Dataset excerpts:
####################
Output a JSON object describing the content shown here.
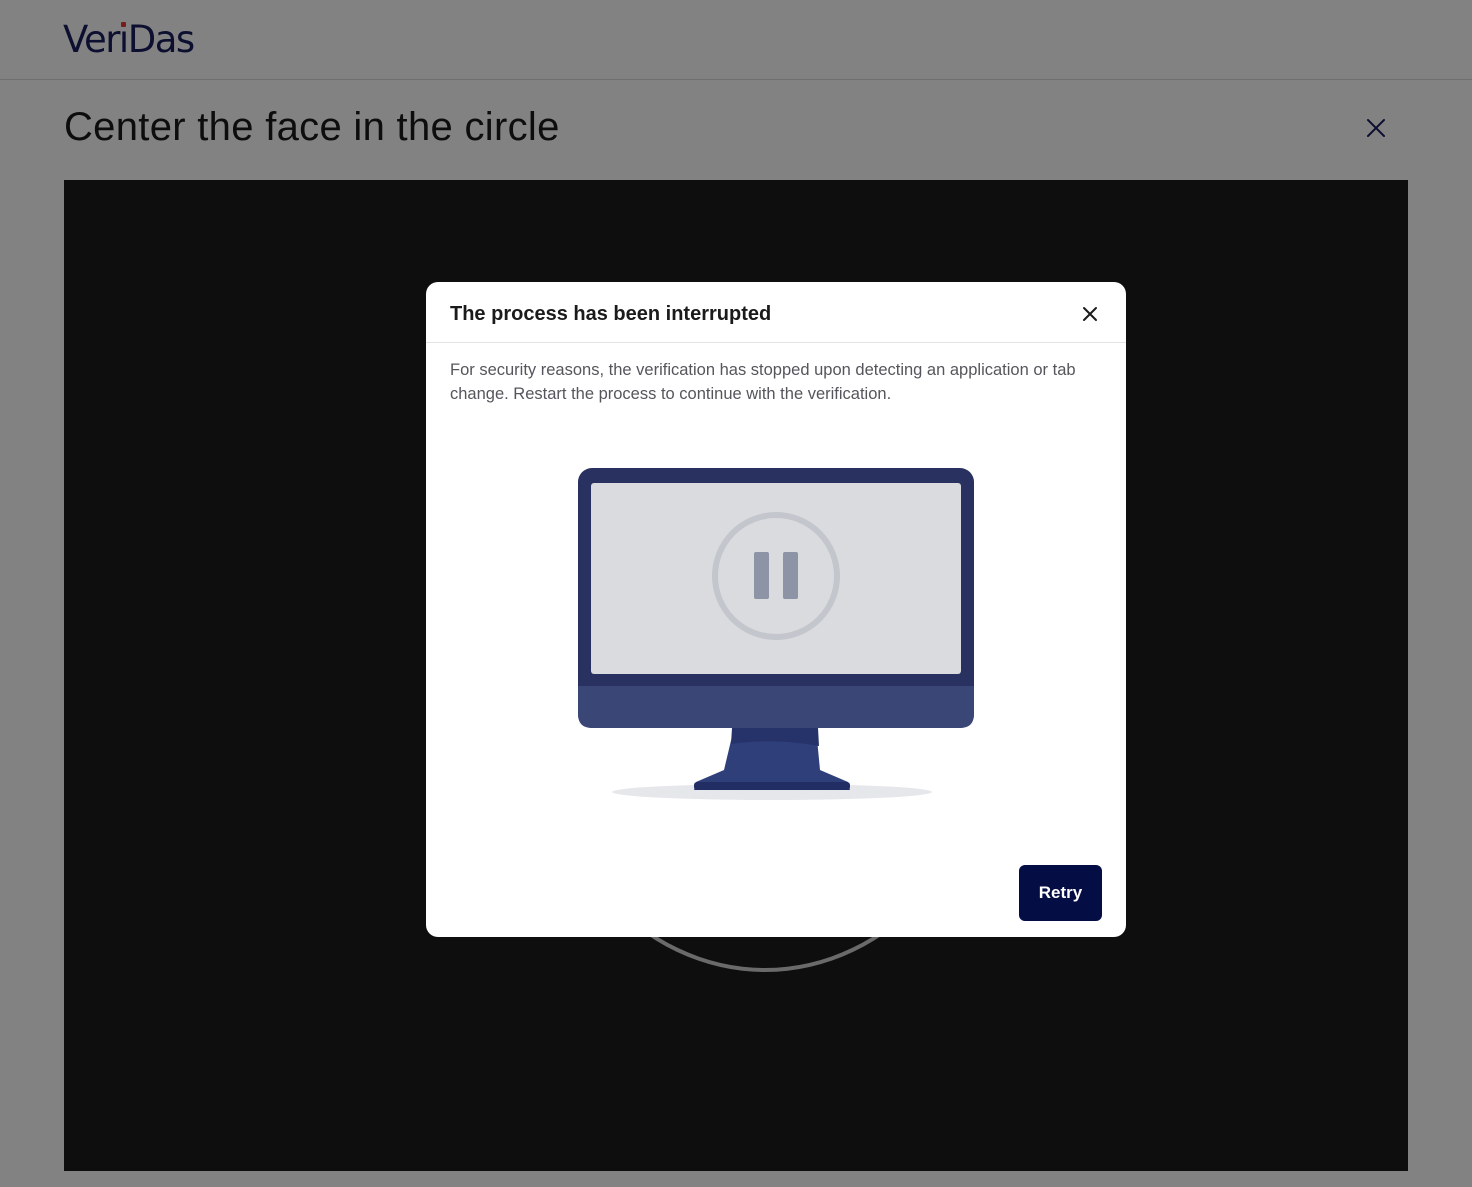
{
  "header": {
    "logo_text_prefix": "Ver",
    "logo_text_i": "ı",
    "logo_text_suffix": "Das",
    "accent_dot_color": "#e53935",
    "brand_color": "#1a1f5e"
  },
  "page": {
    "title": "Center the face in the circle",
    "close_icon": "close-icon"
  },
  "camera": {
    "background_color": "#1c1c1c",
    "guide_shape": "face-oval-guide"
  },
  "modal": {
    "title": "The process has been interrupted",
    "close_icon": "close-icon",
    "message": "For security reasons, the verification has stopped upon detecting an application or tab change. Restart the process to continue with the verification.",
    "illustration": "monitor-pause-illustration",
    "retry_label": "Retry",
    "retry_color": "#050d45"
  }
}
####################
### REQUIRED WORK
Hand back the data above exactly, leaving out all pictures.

### ANSWER BOX
Output a JSON object describing the content shown here.
{
  "header": {
    "logo_text_prefix": "Ver",
    "logo_text_i": "ı",
    "logo_text_suffix": "Das",
    "accent_dot_color": "#e53935",
    "brand_color": "#1a1f5e"
  },
  "page": {
    "title": "Center the face in the circle",
    "close_icon": "close-icon"
  },
  "camera": {
    "background_color": "#1c1c1c",
    "guide_shape": "face-oval-guide"
  },
  "modal": {
    "title": "The process has been interrupted",
    "close_icon": "close-icon",
    "message": "For security reasons, the verification has stopped upon detecting an application or tab change. Restart the process to continue with the verification.",
    "illustration": "monitor-pause-illustration",
    "retry_label": "Retry",
    "retry_color": "#050d45"
  }
}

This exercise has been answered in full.